(Web page and app entries)
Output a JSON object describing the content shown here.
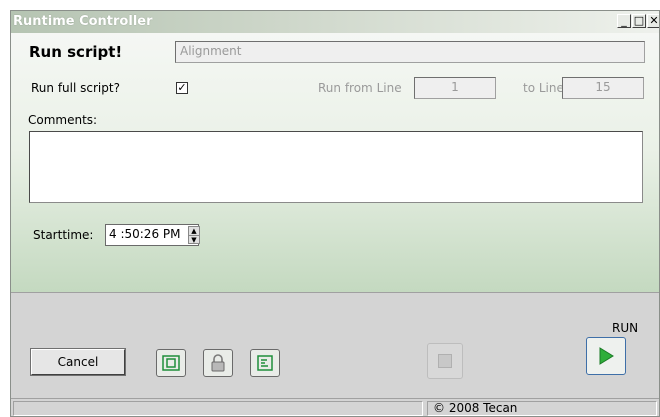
{
  "window": {
    "title": "Runtime Controller",
    "controls": [
      "minimize",
      "maximize",
      "close"
    ]
  },
  "form": {
    "run_script_label": "Run script!",
    "script_name": "Alignment",
    "run_full_label": "Run full script?",
    "run_full_checked": true,
    "run_from_label": "Run from Line",
    "run_from_value": "1",
    "to_line_label": "to Line",
    "to_line_value": "15",
    "comments_label": "Comments:",
    "comments_value": "",
    "starttime_label": "Starttime:",
    "starttime_value": "4 :50:26 PM"
  },
  "bottom": {
    "cancel_label": "Cancel",
    "run_label": "RUN",
    "icons": [
      "fit-view-icon",
      "lock-icon",
      "script-list-icon"
    ]
  },
  "status": {
    "left": "",
    "right": "© 2008 Tecan"
  },
  "colors": {
    "run_green": "#2fae3a",
    "icon_green": "#1f8f3a"
  }
}
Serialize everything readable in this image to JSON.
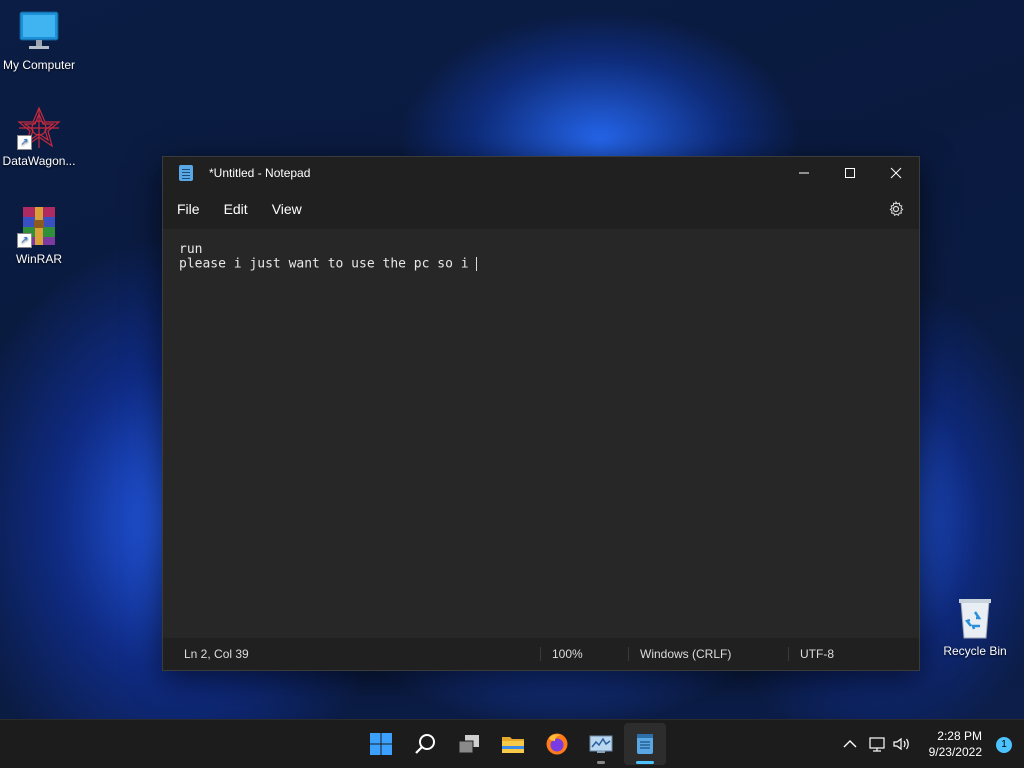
{
  "desktop": {
    "icons": [
      {
        "label": "My Computer"
      },
      {
        "label": "DataWagon..."
      },
      {
        "label": "WinRAR"
      },
      {
        "label": "Recycle Bin"
      }
    ]
  },
  "notepad": {
    "title": "*Untitled - Notepad",
    "menu": [
      "File",
      "Edit",
      "View"
    ],
    "content": [
      "run",
      "please i just want to use the pc so i "
    ],
    "status": {
      "position": "Ln 2, Col 39",
      "zoom": "100%",
      "line_ending": "Windows (CRLF)",
      "encoding": "UTF-8"
    }
  },
  "taskbar": {
    "apps": [
      "start-icon",
      "search-icon",
      "task-view-icon",
      "file-explorer-icon",
      "firefox-icon",
      "performance-monitor-icon",
      "notepad-icon"
    ],
    "clock": {
      "time": "2:28 PM",
      "date": "9/23/2022"
    },
    "notification_count": "1"
  },
  "colors": {
    "accent": "#4cc2ff",
    "window_bg": "#272727",
    "titlebar_bg": "#202020"
  }
}
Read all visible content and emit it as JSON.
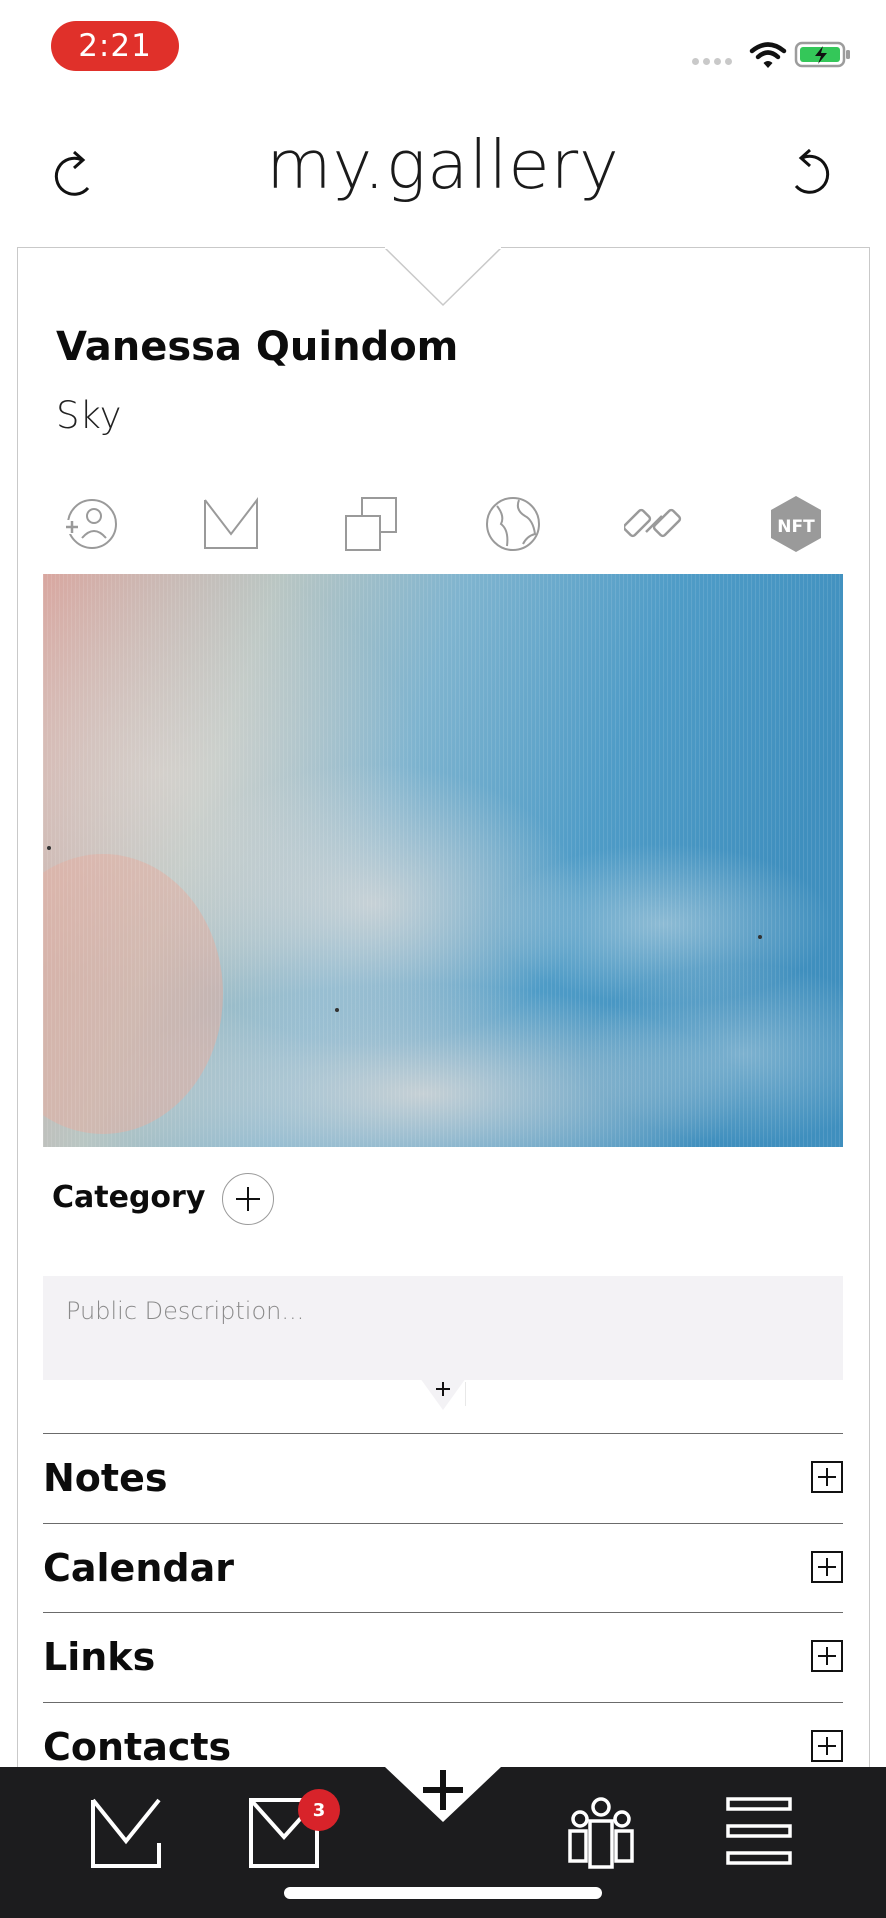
{
  "status_bar": {
    "time": "2:21"
  },
  "header": {
    "title": "my.gallery"
  },
  "artwork": {
    "owner_name": "Vanessa Quindom",
    "title": "Sky"
  },
  "toolbar": {
    "icons": [
      "add-contact-icon",
      "mail-icon",
      "copy-icon",
      "globe-icon",
      "link-icon",
      "nft-icon"
    ]
  },
  "category": {
    "label": "Category"
  },
  "description": {
    "placeholder": "Public Description..."
  },
  "sections": [
    {
      "label": "Notes"
    },
    {
      "label": "Calendar"
    },
    {
      "label": "Links"
    },
    {
      "label": "Contacts"
    }
  ],
  "tab_bar": {
    "inbox_badge": "3"
  },
  "colors": {
    "accent": "#e0302a",
    "tab_bar": "#1c1c1e",
    "badge": "#d8232a"
  }
}
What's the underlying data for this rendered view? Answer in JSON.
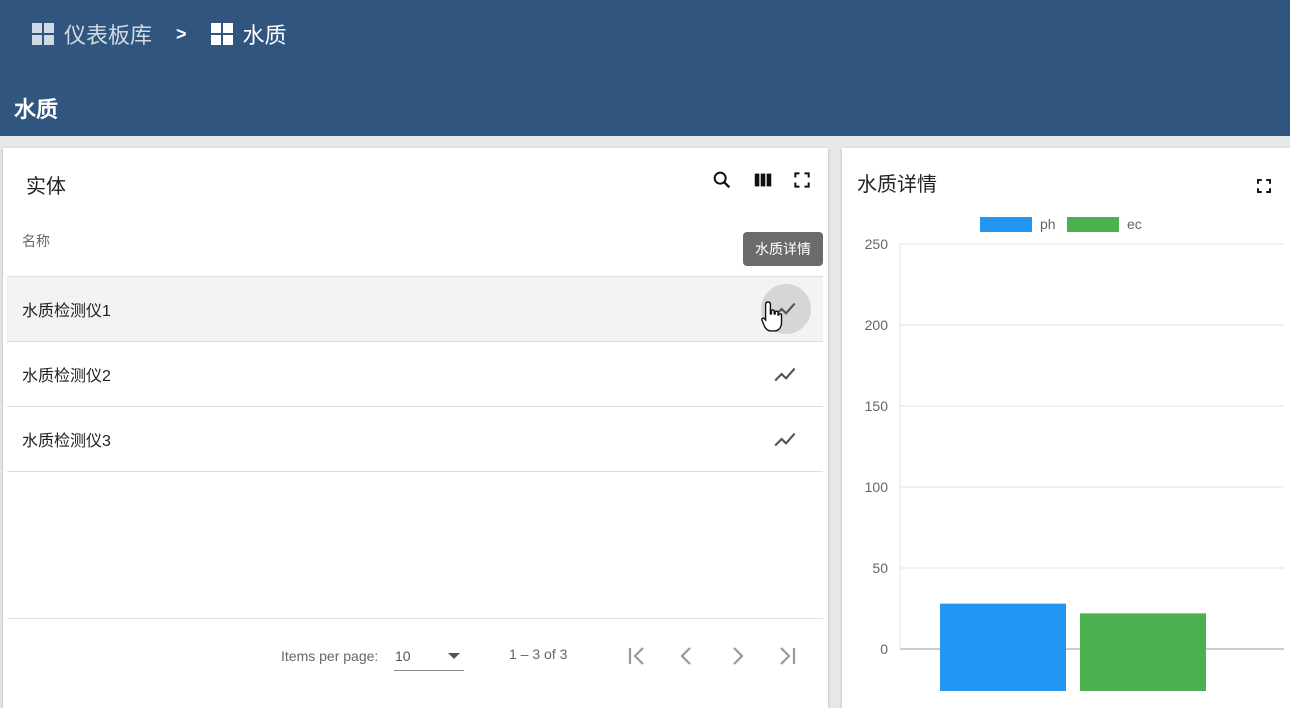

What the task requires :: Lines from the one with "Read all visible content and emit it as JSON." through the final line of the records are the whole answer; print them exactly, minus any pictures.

Exercise output ::
Read all visible content and emit it as JSON.
{
  "status_bar": {
    "time": "2:21"
  },
  "header": {
    "title": "my.gallery"
  },
  "artwork": {
    "owner_name": "Vanessa Quindom",
    "title": "Sky"
  },
  "toolbar": {
    "icons": [
      "add-contact-icon",
      "mail-icon",
      "copy-icon",
      "globe-icon",
      "link-icon",
      "nft-icon"
    ]
  },
  "category": {
    "label": "Category"
  },
  "description": {
    "placeholder": "Public Description..."
  },
  "sections": [
    {
      "label": "Notes"
    },
    {
      "label": "Calendar"
    },
    {
      "label": "Links"
    },
    {
      "label": "Contacts"
    }
  ],
  "tab_bar": {
    "inbox_badge": "3"
  },
  "colors": {
    "accent": "#e0302a",
    "tab_bar": "#1c1c1e",
    "badge": "#d8232a"
  }
}
What's the underlying data for this rendered view? Answer in JSON.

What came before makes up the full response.